Creating Change Through Force of Will
Aleister Crowley famously defined magic as "the Science and Art of causing Change to occur in conformity with Will." Aleister Crowley was also a racist dick bag, and I kid of hate him by reputation and have avoided most of his works. But this definition keeps popping up, probably because it is clean, precise, and well...accurate. Witch, wizard, druid, magus...all these people focus their will on a desired outcome and bring it into the reality. But there's a big hole that this definition leaves out: magic cannot do anything that violates the natural laws of the universe. For this reason, I prefer the following definition of the word "witch" by one Augusten Burroughs:
"I define a witch as someone - female, male, neither, other, both - who has the innate ability to focus on a desired outcome with such perfect clarity, intensity, and singularity that the desired outcome can materialize, provided it does not violate the natural laws of the universe. This is why a witch cannot turn a man into a goat, but a witch may very well know if a man five thousand miles away is about to be trampled by a goat." - Augusten Burroughs, Toil and Trouble
This is an almost perfect definition; my one complaint is that I do believe that the ability is not always innate and can be taught. Unlike Burroughs, I've not been doing magic since I was a kid. But I have been able to teach myself how to make things happen, with some success. I am largely self-taught, but the more I learn the easier it gets.

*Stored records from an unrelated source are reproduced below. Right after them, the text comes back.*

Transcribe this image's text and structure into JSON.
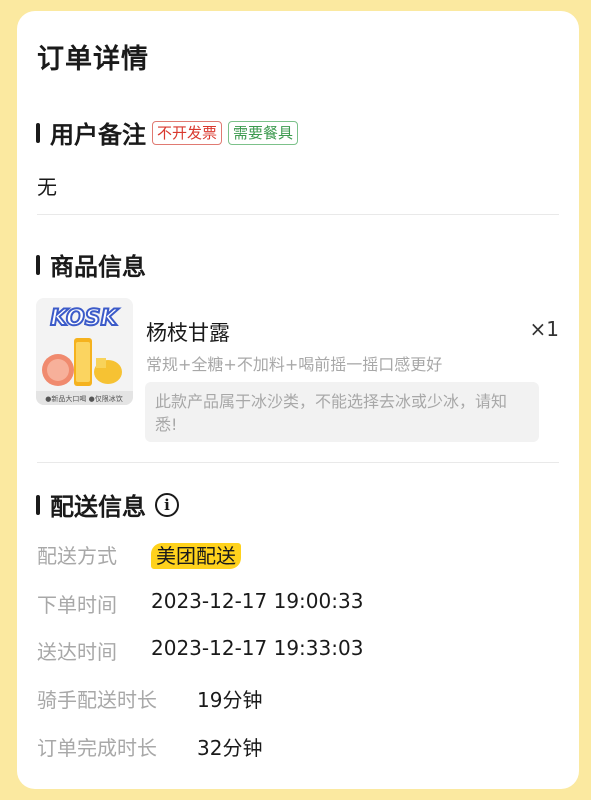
{
  "page_title": "订单详情",
  "remarks": {
    "title": "用户备注",
    "tags": [
      "不开发票",
      "需要餐具"
    ],
    "content": "无"
  },
  "product": {
    "section_title": "商品信息",
    "name": "杨枝甘露",
    "quantity": "×1",
    "spec": "常规+全糖+不加料+喝前摇一摇口感更好",
    "note": "此款产品属于冰沙类，不能选择去冰或少冰，请知悉!",
    "image_label": "●新品大口喝  ●仅限冰饮"
  },
  "delivery": {
    "section_title": "配送信息",
    "info_icon": "info-icon",
    "rows": [
      {
        "label": "配送方式",
        "value": "美团配送"
      },
      {
        "label": "下单时间",
        "value": "2023-12-17 19:00:33"
      },
      {
        "label": "送达时间",
        "value": "2023-12-17 19:33:03"
      },
      {
        "label": "骑手配送时长",
        "value": "19分钟"
      },
      {
        "label": "订单完成时长",
        "value": "32分钟"
      }
    ]
  },
  "colors": {
    "background": "#fbe9a0",
    "delivery_badge": "#ffd21c",
    "tag_red": "#d9382e",
    "tag_green": "#3d9a4f"
  }
}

Therefore, I would like to submit my own definition of magic: Magic is the art and science of causing a change in one's surroundings, circumstances, or knowledge through the application of willpower, so long as the change does not violate the physical laws of the universe.

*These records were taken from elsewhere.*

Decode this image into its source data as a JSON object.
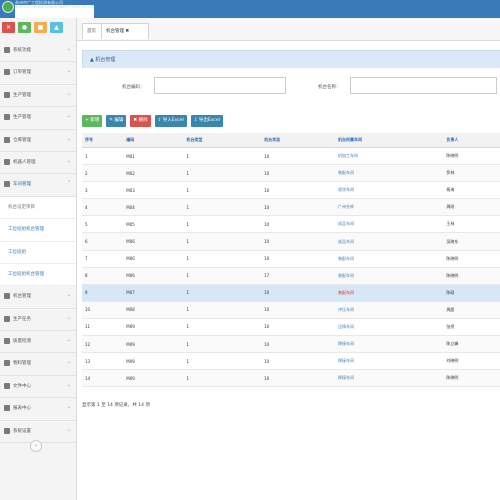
{
  "header": {
    "company_line1": "苏州中广工程检测有限公司",
    "company_line2": "SUZHOU ZHONGGUANG INSPECTION CO.,LTD"
  },
  "quick_buttons": [
    {
      "icon": "close-icon",
      "color": "#d9534f",
      "glyph": "✕"
    },
    {
      "icon": "user-icon",
      "color": "#5cb85c",
      "glyph": "●"
    },
    {
      "icon": "bell-icon",
      "color": "#f0ad4e",
      "glyph": "■"
    },
    {
      "icon": "gear-icon",
      "color": "#5bc0de",
      "glyph": "▲"
    }
  ],
  "sidebar": {
    "items_top": [
      {
        "label": "系统功能"
      },
      {
        "label": "订单管理"
      },
      {
        "label": "生产管理"
      },
      {
        "label": "生产管理"
      },
      {
        "label": "仓库管理"
      },
      {
        "label": "机器人管理"
      },
      {
        "label": "车间管理"
      }
    ],
    "sub_items": [
      {
        "label": "机台设定项目"
      },
      {
        "label": "工位班组机台管理"
      },
      {
        "label": "工位班组"
      },
      {
        "label": "工位班组机台管理"
      }
    ],
    "items_bottom": [
      {
        "label": "机台管理"
      },
      {
        "label": "生产任务"
      },
      {
        "label": "质量检测"
      },
      {
        "label": "物料管理"
      },
      {
        "label": "文件中心"
      },
      {
        "label": "报表中心"
      },
      {
        "label": "系统设置"
      }
    ],
    "collapse_glyph": "«"
  },
  "tabs": {
    "home": "首页",
    "current": "机台管理 ✖"
  },
  "panel": {
    "title": "▲ 机台管理",
    "field1_label": "机台编码：",
    "field2_label": "机台名称："
  },
  "toolbar": [
    {
      "label": "+ 新增",
      "color": "#5cb85c"
    },
    {
      "label": "✎ 编辑",
      "color": "#3a87ad"
    },
    {
      "label": "✖ 删除",
      "color": "#d9534f"
    },
    {
      "label": "⇪ 导入Excel",
      "color": "#3a87ad"
    },
    {
      "label": "⇩ 导出Excel",
      "color": "#3a87ad"
    }
  ],
  "table": {
    "columns": [
      "序号",
      "编码",
      "机台类型",
      "机台状态",
      "机台所属车间",
      "负责人"
    ],
    "rows": [
      [
        "1",
        "M01",
        "1",
        "10",
        "机加工车间",
        "陈晓明"
      ],
      [
        "2",
        "M02",
        "1",
        "10",
        "装配车间",
        "罗林"
      ],
      [
        "3",
        "M03",
        "1",
        "10",
        "喷涂车间",
        "杨海"
      ],
      [
        "4",
        "M04",
        "1",
        "10",
        "广州仓库",
        "周刚"
      ],
      [
        "5",
        "M05",
        "1",
        "10",
        "成品车间",
        "王林"
      ],
      [
        "6",
        "M06",
        "1",
        "10",
        "成品车间",
        "吴晓东"
      ],
      [
        "7",
        "M06",
        "1",
        "10",
        "装配车间",
        "陈晓明"
      ],
      [
        "8",
        "M06",
        "1",
        "17",
        "装配车间",
        "陈晓明"
      ],
      [
        "9",
        "M07",
        "1",
        "10",
        "装配车间",
        "陈硕"
      ],
      [
        "10",
        "M08",
        "1",
        "10",
        "冲压车间",
        "周超"
      ],
      [
        "11",
        "M09",
        "1",
        "10",
        "压铸车间",
        "张然"
      ],
      [
        "12",
        "M09",
        "1",
        "10",
        "焊接车间",
        "陈立峰"
      ],
      [
        "13",
        "M09",
        "1",
        "10",
        "焊接车间",
        "刘晓明"
      ],
      [
        "14",
        "M09",
        "1",
        "10",
        "焊接车间",
        "陈晓明"
      ]
    ],
    "selected_row": 8
  },
  "pager": {
    "text": "显示第 1 至 14 项记录，共 14 项"
  }
}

Magic is an art because it requires creativity, and it is a science because it requires experimentation. People often think of "art" and "science" as separate, but the two concepts meet more often than you would think, and they definitely meet in the realm of magic and witchcraft.
So What's With the Candles and Incense and Things?
Go into any magic or witchcraft shop and you will find rows upon rows of crystals, colored candles, herbs, tarot decks, and of course, books of spells. These things are all great things to draw on for your magical practice. None of them are one hundred percent necessary, however. Each practitioner of magic, whether they call themselves a witch, wizard, druid or whatever, has their own unique style. Some use candles, others don't. Some use potions made with herbs, and others use herbs for ornamental purposes and focus their magic using incantation and magical symbols drawn on paper. The specifics of magic are up to the individual.
What all of us practitioners have in common is an ability to focus our willpower to bring our desires into reality. It doesn't always work, but it works enough that we can feel confident saying that it is more than just coincidence. It's magic.